[Recorded data]

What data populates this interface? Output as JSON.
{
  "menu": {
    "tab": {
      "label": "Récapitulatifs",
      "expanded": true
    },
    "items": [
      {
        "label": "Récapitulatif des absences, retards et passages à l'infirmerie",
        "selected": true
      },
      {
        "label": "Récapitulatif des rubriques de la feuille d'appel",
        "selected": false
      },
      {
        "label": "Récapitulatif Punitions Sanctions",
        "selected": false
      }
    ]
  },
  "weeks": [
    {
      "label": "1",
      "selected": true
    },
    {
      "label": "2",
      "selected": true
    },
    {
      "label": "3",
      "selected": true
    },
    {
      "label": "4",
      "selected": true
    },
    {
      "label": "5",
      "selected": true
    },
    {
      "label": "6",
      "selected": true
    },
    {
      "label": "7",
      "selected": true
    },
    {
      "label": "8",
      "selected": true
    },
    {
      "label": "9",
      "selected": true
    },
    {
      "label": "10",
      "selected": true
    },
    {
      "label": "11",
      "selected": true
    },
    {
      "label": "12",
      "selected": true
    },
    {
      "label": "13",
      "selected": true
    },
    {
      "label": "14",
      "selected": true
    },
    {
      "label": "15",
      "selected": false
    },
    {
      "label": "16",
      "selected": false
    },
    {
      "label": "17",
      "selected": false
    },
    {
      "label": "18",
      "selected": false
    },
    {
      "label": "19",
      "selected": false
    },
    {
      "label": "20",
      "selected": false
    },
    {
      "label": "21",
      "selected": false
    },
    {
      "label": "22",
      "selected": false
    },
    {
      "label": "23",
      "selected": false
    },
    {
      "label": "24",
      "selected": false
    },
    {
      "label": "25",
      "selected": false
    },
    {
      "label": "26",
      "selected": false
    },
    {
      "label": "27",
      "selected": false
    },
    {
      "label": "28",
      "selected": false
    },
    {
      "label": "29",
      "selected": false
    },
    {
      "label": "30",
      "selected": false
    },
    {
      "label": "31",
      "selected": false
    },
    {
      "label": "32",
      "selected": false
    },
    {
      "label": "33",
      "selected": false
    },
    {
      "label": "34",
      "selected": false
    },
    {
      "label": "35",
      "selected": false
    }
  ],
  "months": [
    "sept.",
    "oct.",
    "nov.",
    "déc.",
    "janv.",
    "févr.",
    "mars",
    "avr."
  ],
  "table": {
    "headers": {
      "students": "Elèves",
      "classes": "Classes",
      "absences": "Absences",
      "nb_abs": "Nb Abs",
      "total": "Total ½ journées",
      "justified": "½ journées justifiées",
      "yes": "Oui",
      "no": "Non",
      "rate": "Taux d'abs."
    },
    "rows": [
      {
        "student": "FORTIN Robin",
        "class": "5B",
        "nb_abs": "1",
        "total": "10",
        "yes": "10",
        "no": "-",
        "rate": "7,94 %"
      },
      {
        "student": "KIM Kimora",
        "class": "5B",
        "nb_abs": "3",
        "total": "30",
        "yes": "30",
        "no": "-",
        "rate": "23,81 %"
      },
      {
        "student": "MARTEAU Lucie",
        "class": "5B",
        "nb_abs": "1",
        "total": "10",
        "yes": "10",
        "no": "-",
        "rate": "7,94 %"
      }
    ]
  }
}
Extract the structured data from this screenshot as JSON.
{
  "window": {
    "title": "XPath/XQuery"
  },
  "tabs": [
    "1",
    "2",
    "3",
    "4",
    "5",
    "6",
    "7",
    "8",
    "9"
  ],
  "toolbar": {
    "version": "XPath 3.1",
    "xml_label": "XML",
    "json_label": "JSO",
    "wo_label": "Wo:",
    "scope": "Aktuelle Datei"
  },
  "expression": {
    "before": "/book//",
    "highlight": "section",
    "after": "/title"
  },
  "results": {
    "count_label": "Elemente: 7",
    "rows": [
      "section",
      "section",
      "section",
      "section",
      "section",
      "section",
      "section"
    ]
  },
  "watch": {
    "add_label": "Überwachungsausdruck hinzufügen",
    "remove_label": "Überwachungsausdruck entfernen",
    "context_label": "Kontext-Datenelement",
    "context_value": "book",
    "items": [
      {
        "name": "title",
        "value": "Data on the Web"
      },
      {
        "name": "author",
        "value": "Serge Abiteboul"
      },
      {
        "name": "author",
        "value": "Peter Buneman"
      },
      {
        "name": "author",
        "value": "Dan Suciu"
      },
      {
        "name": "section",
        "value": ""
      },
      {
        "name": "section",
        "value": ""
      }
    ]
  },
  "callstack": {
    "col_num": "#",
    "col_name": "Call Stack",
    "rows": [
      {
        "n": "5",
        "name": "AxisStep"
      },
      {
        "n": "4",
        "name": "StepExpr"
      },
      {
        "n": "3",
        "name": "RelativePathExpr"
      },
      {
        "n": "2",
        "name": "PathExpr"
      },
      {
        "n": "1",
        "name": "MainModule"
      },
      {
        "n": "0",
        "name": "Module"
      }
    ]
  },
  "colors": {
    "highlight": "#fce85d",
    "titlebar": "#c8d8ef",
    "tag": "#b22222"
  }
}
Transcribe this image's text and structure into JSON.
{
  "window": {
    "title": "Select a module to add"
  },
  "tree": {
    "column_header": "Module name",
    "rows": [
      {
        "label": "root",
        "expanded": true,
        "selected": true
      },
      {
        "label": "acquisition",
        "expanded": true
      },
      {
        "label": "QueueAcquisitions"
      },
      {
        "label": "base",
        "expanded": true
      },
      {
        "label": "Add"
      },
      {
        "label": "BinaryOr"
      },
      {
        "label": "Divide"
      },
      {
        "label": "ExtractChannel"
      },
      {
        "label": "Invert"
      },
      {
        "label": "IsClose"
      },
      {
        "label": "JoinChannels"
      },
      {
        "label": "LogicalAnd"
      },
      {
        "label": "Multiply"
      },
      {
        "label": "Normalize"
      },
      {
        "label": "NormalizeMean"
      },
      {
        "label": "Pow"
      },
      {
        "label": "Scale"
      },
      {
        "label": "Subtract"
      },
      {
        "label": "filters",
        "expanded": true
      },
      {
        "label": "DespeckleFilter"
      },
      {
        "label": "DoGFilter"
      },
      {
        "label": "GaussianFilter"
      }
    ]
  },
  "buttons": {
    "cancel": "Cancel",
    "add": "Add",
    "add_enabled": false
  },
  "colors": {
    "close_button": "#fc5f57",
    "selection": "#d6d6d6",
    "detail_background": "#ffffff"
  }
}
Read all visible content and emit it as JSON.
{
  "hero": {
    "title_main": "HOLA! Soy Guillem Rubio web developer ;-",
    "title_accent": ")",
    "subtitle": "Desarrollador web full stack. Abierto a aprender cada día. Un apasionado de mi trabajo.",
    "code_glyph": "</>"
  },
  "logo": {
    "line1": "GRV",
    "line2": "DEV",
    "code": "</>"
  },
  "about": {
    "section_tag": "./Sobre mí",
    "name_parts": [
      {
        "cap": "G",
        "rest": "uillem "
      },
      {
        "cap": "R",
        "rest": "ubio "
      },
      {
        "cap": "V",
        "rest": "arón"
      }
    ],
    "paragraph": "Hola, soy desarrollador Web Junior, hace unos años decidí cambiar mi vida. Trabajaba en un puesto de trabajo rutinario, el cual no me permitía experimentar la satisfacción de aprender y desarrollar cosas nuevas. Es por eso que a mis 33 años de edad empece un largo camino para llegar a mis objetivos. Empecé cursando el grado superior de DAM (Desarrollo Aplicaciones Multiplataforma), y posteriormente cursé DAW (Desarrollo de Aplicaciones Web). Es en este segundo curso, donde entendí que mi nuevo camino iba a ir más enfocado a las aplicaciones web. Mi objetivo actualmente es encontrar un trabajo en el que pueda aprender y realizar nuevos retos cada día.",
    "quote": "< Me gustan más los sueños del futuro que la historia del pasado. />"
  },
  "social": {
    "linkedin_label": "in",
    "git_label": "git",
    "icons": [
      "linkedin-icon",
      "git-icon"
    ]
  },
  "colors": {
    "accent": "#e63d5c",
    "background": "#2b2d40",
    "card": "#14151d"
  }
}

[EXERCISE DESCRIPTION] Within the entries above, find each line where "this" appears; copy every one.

[TASK RESULT]
What data populates this interface? Output as JSON.
Extract the structured data from this screenshot as JSON.
Transcribe this image's text and structure into JSON.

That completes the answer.